Place premiered Théâtre de Babylone, Paris
Original language French

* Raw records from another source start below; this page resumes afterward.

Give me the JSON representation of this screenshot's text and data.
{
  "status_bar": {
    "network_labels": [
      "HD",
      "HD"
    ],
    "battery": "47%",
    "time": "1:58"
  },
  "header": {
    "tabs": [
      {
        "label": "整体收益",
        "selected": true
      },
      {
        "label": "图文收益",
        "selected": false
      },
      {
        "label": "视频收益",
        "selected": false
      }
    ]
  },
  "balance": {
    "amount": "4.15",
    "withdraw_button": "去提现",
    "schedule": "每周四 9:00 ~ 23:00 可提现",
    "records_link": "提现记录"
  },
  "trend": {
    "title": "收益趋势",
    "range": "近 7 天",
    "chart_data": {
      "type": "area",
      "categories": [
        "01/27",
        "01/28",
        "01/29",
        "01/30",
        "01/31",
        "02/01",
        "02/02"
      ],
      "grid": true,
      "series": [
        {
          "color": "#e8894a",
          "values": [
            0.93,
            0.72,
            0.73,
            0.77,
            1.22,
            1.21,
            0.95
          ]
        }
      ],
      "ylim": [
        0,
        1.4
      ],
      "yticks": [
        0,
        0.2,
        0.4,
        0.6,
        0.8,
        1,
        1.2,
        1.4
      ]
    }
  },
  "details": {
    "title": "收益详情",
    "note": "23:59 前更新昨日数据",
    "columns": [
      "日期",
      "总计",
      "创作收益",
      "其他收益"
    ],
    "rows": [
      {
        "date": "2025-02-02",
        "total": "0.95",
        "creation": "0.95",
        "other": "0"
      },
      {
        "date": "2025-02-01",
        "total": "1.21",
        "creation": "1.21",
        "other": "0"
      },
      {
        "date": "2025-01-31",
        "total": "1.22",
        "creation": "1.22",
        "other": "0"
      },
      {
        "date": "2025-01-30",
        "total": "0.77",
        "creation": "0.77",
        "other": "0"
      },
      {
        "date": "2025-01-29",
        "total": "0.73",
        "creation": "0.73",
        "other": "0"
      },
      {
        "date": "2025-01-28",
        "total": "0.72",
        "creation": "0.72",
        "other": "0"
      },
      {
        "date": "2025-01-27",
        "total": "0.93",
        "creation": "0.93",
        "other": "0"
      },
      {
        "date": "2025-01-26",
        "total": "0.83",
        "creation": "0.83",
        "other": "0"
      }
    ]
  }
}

Summary: Waiting for Godot (/ ɡɒdoʊ / GOD-oh) is a play by Samuel Beckett, in which two characters, Vladimir and Estragon, await the arrival of someone called Godot who never arrives, and while they wait they participate in a variety of discussions and find three other characters. Waiting for Godot is Beckett's translation of his own original work in French, En attendant Godot, and is subtitled (in English only) "a tragicomedy in two acts". The original text in French was composed between October 9, 1948, and January 29, 1949. The premiere was on January 5, 1953, at the Théâtre de Babylone, Paris. The English version premiered in London in 1955. In a survey conducted by the British Royal National Theater in 1990, it was voted "the most significant English language game of the 20th century".Waiting for Godot begins with two men on a barren road next to a tree without leaves. These men, Vladimir and Estragon, are often characterized as "vagabonds", and we soon see that the world of this work is operating with its own set of rules: where nothing happens, nothing is safe and there is never anything to do.Boring sound? Surprise: it's anything less.Vladimir and Estragon, who are also called Didi and Gogo, respectively, are waiting for Godot, a man (or perhaps a deity). The vagabonds cannot be sure if they have met Godot, if they are waiting in the right place, if this is the right day, or even if Godot is going to appear at all. While they wait, Vladimir and Estragon fill their time with a series of mundane activities (like turning a boot on and off) and trivial conversations (turnips, carrots) interspersed with more serious reflections (dead voices, suicide, the Bible).The vagabonds are interrupted by the arrival of Lucky, a man/servant/pet with a rope tied around his neck, and Pozzo, his master, holding the other end of the long rope. The four men proceed to do together what Vladimir and Estragon did before alone: namely, nothing.(Meanwhile, audience members scratch their heads and look around to see if everyone else understands what's going on - at least, we think so, of course, we did it the first time). Lucky and Pozzo leave so that Vladimir and Estragon can return to do nothing by themselves. Vladimir suggests that this is not the first time he meets Lucky and Pozzo, which is surprising since they acted as strangers upon arrival. (On the other hand, Estragon can not even remember a ten-line conversation after it happens, so we're not going to rely on memory in this work).The nothingness is interrupted by the arrival of the Child, who informs Vladimir that Godot will not come today, but will be there tomorrow. Yippee! Except not, since Vladimir's comments suggest that the Boy said this before.Estragon and Vladimir talk a bit more about the suicide and then decide to leave the stage since it is night and they do not have to wait for Godot anymore. Of course, having decided to leave, neither of them moves, and the curtain closes in Act I.The curtain opens for Act II, which you will soon see remarkably as Act I. Men still sit waiting for Godot and meanwhile try to occupy the dead hours. Lucky and Pozzo appear, but this time Lucky has remained mute and Pozzo is blind. They spent a while circling the stage, and Pozzo declares that having lost his eyes, he has no sense of time now. Lucky does not declare anything because he is mute. Meanwhile, Vladimir is rather poetic, wondering if perhaps he is sleeping, agreeing with Pozzo's statement that life is ephemeral, and concluding that habit is the great ordeal of life. Pozzo and Lucky are leaving again, just in time for the Boy to appear and tell Vladimir that Godot will not come today, but that he will be there tomorrow. Vladimir and Estragon contemplate the suicide but they do not have a rope (they think to hang themselves on the sterile tree since it is the unique support that could be lent to such effort). The men decide to leave because it is night and they do not have to wait for Godot anymore, but neither of them moves and the curtain falls.The work ends, but we believe that everyone knows what happens next. And after that. And after that. Etc